HB 909 would have amended the First Offender Act to require automatic sealing of sentences, arrest information, and related criminal history for first offenders. Currently, first offender records only can be sealed following a petition process, i.e., sealing is not automatic. The records would have remained available to law enforcement and the defendant. The bill did not survive the session.

>>> Read more: Change to first-offender law would enable corruption cover-ups

HB 873 establishes a juvenile treatment court whose records would not be subject to public access or subpoena. Lawmakers passed passed HB 873, and the governor signed it into law on May 6, 2024.

HB 881 would have amended Georgia Code Section 15-18-32 in ways that could have reduced public access to information about the Prosecuting Attorneys’ Qualifications Commission. The bill did not survive the session.

✅ HB 196 would have expanded application of the state Open Meetings Act and Open Records Act to the Georgia Access to Medical Cannabis Commission, which currently is shielded from Georgia’s transparency laws. The bill did not survive the session.

>>> Read more: Growing mistrust instead of cannabis in Georgia

✅ SB 324 creates an address confidentiality program, administered by the Georgia Secretary of State, for victims of domestic violence, dating violence, sexual assault, stalking, or human trafficking, and for other people for whom the disclosure of their address would increase the risk that they could be physically harmed by another person.
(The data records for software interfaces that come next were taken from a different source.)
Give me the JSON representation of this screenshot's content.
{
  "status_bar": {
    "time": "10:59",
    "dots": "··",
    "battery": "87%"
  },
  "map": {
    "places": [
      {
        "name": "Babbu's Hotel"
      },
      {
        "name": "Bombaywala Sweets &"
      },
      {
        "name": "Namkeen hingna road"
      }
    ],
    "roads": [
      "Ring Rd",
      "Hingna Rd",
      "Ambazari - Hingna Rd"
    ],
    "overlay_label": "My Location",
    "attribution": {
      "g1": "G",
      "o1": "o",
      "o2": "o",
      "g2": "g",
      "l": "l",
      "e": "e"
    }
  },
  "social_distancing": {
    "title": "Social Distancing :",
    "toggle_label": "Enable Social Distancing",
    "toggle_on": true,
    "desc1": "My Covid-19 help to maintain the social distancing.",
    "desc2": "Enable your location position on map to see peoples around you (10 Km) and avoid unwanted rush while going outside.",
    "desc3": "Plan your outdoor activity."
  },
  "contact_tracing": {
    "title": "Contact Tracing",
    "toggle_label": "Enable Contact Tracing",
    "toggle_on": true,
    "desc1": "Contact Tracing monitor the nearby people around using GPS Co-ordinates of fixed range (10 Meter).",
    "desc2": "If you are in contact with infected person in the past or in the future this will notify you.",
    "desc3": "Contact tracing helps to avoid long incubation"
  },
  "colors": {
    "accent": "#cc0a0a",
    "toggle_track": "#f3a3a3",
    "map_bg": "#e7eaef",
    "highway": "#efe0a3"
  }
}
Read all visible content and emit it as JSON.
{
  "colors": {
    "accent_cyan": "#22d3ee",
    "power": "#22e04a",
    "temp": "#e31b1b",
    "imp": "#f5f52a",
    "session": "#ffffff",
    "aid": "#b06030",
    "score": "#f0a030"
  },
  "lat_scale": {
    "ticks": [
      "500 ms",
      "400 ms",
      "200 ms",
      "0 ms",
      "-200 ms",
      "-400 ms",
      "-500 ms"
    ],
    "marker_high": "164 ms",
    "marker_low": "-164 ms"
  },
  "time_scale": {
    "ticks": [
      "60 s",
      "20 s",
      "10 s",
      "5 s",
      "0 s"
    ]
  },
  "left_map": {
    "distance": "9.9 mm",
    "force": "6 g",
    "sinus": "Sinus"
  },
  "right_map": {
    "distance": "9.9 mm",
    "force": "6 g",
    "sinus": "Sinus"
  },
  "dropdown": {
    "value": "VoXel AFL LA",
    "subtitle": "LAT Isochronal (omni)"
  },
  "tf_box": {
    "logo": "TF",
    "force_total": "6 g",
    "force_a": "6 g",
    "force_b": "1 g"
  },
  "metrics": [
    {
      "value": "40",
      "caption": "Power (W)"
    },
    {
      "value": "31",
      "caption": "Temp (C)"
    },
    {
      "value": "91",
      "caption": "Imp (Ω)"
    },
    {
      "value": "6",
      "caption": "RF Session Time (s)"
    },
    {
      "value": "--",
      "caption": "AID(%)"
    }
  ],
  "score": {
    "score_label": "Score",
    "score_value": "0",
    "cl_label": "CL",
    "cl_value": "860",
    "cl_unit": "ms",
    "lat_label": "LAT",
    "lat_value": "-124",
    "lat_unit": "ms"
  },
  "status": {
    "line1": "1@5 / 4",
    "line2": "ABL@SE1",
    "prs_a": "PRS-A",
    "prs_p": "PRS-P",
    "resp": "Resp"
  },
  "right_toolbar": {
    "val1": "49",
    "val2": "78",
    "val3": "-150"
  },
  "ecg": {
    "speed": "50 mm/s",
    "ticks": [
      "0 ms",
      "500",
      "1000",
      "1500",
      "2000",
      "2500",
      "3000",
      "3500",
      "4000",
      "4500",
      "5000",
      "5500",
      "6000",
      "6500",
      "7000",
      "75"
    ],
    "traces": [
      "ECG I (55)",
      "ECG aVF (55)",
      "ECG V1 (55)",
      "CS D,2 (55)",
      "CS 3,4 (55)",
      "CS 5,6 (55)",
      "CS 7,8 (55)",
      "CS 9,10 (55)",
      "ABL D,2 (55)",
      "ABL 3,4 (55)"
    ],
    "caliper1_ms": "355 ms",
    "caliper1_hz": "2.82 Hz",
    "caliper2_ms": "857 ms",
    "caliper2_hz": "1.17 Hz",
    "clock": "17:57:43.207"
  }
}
The program will allow people to use a designated address with the Secretary of State as their address to keep their actual address confidential. It will allow participants to use a designated form to notify government entities (including utilities and clerks of superior courts) of their participation in the confidentiality program; receipt of the form will trigger government entities’ responsibility to keep the participant’s address confidential. Lawmakers passed passed SB 324, and it awaits the governor’s signature.

👁️‍🗨️ SB 212 would have required all counties that use probate court judges as election superintendents to create a board of elections by the end of 2024. The bill would have required those boards of elections to hold monthly meetings subject to the Open Meetings Act, and it would have required the boards to keep and make available to the public written records of policy decisions. The bill did not survive the session.

👁️‍🗨️ HB 883 would have allowed county health boards to meet by teleconference routinely, rather than only when made necessary by public emergencies or other extenuating circumstances. The bill did not survive the session.

👁️‍🗨️ HB 269 would have allowed teleconference meetings of local workforce development boards. The bill did not survive the session.

Watch a replay of our 2024 Gold Dome preview, where lawmakers Sen. Jason Esteves, Rep. Mary Margaret Oliver and Rep. Bill Werkheiser joined with Georgia Municipal Association General Counsel Rusi Patel in a conversation covering public access to booking photographs, referendum politics, social media regulation, artificial intelligence, Sunshine Laws enforcement and more.